By E. R. Eddison
When J.R.R. Tolkiens The Lord of the Rings was published, reviewers saw that there was only one book with which it could legitimately be compared: E.R. Eddison's classic fantasy adventure The Worm Ouroboros.Set on a distant planet of spectacular beauty and peopled by Lords and Kings, mighty warriors and raven-haired temptresses, Eddison's extravagant story, of a great war for total domination, is an unforgettable work of splendour.
By Anastasia Catris
'Winners aren't losers!'Can you spot the Donald?In an array of crowded scenes, from building a wall around Mexico to carving his face into Mount Rushmore, at a Trump wrestling match, a golf course in Scotland and having fun at a Tea Party rally, search for Donald J. Trump amongst the masses. With tons of in-jokes and bonus material to find (including Obama's birth certificate and his trademark toupee), plus cameo appearances from Sarah Palin and other high-flying pals, this book provides hours of fun for the haters (and lovers) of the all-American phenomenon that is TRUMP.A classic and fun gift book, tracking Trump around the world will be endless amusement for all the family.
Wizard's First Rule
By Terry Goodkind
One man, Richard Cypher, holds the key to the fate of three nations and of humanity. But until he learns the Wizard's First Rule his chances of succeeding in his task are slim. And his biggest problem is admitting that magic exists at all ...A novel of incomparable scope and brimming with atmospheric detail: in a world where heart hounds stalk the boundaries for unwary human prey, blood-sucking flies hunt on behalf of their underworld masters, and where artists can draw more than your likeness, there is no place to hide, nowhere safe.Here magic makes love twice as sweet, betrayal and loss twice as bitter.

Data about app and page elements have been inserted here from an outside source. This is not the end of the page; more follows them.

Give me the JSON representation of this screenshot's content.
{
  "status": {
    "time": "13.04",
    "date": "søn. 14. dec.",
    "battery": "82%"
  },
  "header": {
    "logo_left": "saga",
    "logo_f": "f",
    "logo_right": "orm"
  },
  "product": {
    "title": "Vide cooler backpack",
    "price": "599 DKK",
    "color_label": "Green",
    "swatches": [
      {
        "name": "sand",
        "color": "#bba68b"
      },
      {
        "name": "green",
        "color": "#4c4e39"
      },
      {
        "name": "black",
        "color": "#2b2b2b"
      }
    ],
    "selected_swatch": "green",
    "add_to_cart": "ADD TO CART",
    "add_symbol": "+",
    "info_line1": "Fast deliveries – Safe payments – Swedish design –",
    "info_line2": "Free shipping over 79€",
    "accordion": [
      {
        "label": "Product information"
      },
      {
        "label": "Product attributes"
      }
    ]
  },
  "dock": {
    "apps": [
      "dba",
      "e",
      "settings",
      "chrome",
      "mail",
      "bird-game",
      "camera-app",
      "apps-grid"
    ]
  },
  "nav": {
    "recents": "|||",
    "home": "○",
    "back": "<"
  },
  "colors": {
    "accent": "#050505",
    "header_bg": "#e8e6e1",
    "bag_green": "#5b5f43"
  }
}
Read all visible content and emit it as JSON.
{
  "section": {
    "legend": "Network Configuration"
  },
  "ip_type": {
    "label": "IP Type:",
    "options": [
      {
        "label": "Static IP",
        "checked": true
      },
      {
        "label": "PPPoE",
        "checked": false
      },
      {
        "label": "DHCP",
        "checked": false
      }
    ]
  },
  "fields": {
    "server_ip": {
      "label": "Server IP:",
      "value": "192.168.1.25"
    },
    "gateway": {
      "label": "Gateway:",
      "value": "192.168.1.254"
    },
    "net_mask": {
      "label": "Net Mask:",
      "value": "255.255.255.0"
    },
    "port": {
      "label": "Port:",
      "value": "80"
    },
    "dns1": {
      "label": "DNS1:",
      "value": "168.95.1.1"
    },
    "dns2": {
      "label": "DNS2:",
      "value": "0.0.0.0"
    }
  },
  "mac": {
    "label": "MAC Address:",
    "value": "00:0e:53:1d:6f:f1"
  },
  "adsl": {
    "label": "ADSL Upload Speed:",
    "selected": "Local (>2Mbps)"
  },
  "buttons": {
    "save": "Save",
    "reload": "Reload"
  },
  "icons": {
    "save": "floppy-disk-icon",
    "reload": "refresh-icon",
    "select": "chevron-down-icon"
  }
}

Whose Business is to Die
By Adrian Goldsworthy
It's 1811. Wellington has finally driven Napoleon's armies from Portugal, but the cost has been high. Fearing a French counter-attack, the British must rally their tired men and go on the offensive. Lieutenant Hamish Williams of the 106th Foot relishes the call to action. Spurred on by the prospect of at last redeeming himself in the eyes of Jane McAndrews, he hopes for a battlefield promotion. But Williams is marching into the bloodiest battle of the war - Albuera. As entire regiments are destroyed in the desperate pursuit of victory, the fate of Williams and his comrades hangs in the balance . . .
The Whispering Swarm
By Michael Moorcock
With his first full novel in almost ten years (not counting his Doctor Who book), Michael Moorcock - the most influential figure in modern fantasy and science fiction - returns to the city of his birth. London has always been a central character in Moorcock's work, from the high-literary fiction of MOTHER LONDON to the roof gardens of Jerry Cornelius.Now return to London just after the war, a city desperately trying to get back on its feet. And one young boy, Michael Moorcock, who is about to discover a world of magic and wonder. Between his first tentative approaches to adulthood - a job on Fleet Street, the first stirrings of his interest in writing - and a chance encounter with a mysterious Carmelite Friar, we see a version of Moorcock's life that is simultaneously a biography and a story. Mixing elements of his real life with his adventures in a parallel London peopled with highwaywomen, musketeers and magicians, this is Moorcock at his dazzling, mercurial best.